* TASK ITEM: Word for word, print every entry below.

* INPUT DATA:

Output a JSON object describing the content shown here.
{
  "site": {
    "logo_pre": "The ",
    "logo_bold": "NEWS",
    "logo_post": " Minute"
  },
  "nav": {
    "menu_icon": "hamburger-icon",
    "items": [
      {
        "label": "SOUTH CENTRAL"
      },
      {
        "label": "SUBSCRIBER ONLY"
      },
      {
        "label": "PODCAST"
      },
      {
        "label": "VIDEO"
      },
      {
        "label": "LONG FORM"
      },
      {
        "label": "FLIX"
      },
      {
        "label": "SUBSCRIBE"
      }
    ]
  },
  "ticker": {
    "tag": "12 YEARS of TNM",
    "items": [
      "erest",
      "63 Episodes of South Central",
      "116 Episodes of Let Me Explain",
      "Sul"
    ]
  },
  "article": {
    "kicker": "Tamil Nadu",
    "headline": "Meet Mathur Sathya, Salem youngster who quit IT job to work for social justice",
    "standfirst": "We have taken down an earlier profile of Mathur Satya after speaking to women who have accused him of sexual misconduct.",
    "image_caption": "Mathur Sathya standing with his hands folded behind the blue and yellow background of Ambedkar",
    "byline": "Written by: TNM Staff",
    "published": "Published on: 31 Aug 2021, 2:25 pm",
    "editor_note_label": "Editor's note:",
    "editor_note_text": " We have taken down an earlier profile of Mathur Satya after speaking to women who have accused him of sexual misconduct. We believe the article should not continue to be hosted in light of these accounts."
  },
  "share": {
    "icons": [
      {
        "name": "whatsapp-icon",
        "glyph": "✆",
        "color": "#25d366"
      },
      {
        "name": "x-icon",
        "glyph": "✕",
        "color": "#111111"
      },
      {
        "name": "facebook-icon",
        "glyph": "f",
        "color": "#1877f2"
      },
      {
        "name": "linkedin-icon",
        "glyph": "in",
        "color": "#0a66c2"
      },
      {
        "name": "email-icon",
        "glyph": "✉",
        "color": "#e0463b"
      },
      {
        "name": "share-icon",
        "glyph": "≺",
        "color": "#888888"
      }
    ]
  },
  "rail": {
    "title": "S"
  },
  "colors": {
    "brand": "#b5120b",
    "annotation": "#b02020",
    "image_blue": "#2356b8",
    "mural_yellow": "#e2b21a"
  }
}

* SOLUTION TO THIS EXERCISE:
Output a JSON object describing the content shown here.
{
  "site": {
    "logo_pre": "The ",
    "logo_bold": "NEWS",
    "logo_post": " Minute"
  },
  "nav": {
    "menu_icon": "hamburger-icon",
    "items": [
      {
        "label": "SOUTH CENTRAL"
      },
      {
        "label": "SUBSCRIBER ONLY"
      },
      {
        "label": "PODCAST"
      },
      {
        "label": "VIDEO"
      },
      {
        "label": "LONG FORM"
      },
      {
        "label": "FLIX"
      },
      {
        "label": "SUBSCRIBE"
      }
    ]
  },
  "ticker": {
    "tag": "12 YEARS of TNM",
    "items": [
      "erest",
      "63 Episodes of South Central",
      "116 Episodes of Let Me Explain",
      "Sul"
    ]
  },
  "article": {
    "kicker": "Tamil Nadu",
    "headline": "Meet Mathur Sathya, Salem youngster who quit IT job to work for social justice",
    "standfirst": "We have taken down an earlier profile of Mathur Satya after speaking to women who have accused him of sexual misconduct.",
    "image_caption": "Mathur Sathya standing with his hands folded behind the blue and yellow background of Ambedkar",
    "byline": "Written by: TNM Staff",
    "published": "Published on: 31 Aug 2021, 2:25 pm",
    "editor_note_label": "Editor's note:",
    "editor_note_text": " We have taken down an earlier profile of Mathur Satya after speaking to women who have accused him of sexual misconduct. We believe the article should not continue to be hosted in light of these accounts."
  },
  "share": {
    "icons": [
      {
        "name": "whatsapp-icon",
        "glyph": "✆",
        "color": "#25d366"
      },
      {
        "name": "x-icon",
        "glyph": "✕",
        "color": "#111111"
      },
      {
        "name": "facebook-icon",
        "glyph": "f",
        "color": "#1877f2"
      },
      {
        "name": "linkedin-icon",
        "glyph": "in",
        "color": "#0a66c2"
      },
      {
        "name": "email-icon",
        "glyph": "✉",
        "color": "#e0463b"
      },
      {
        "name": "share-icon",
        "glyph": "≺",
        "color": "#888888"
      }
    ]
  },
  "rail": {
    "title": "S"
  },
  "colors": {
    "brand": "#b5120b",
    "annotation": "#b02020",
    "image_blue": "#2356b8",
    "mural_yellow": "#e2b21a"
  }
}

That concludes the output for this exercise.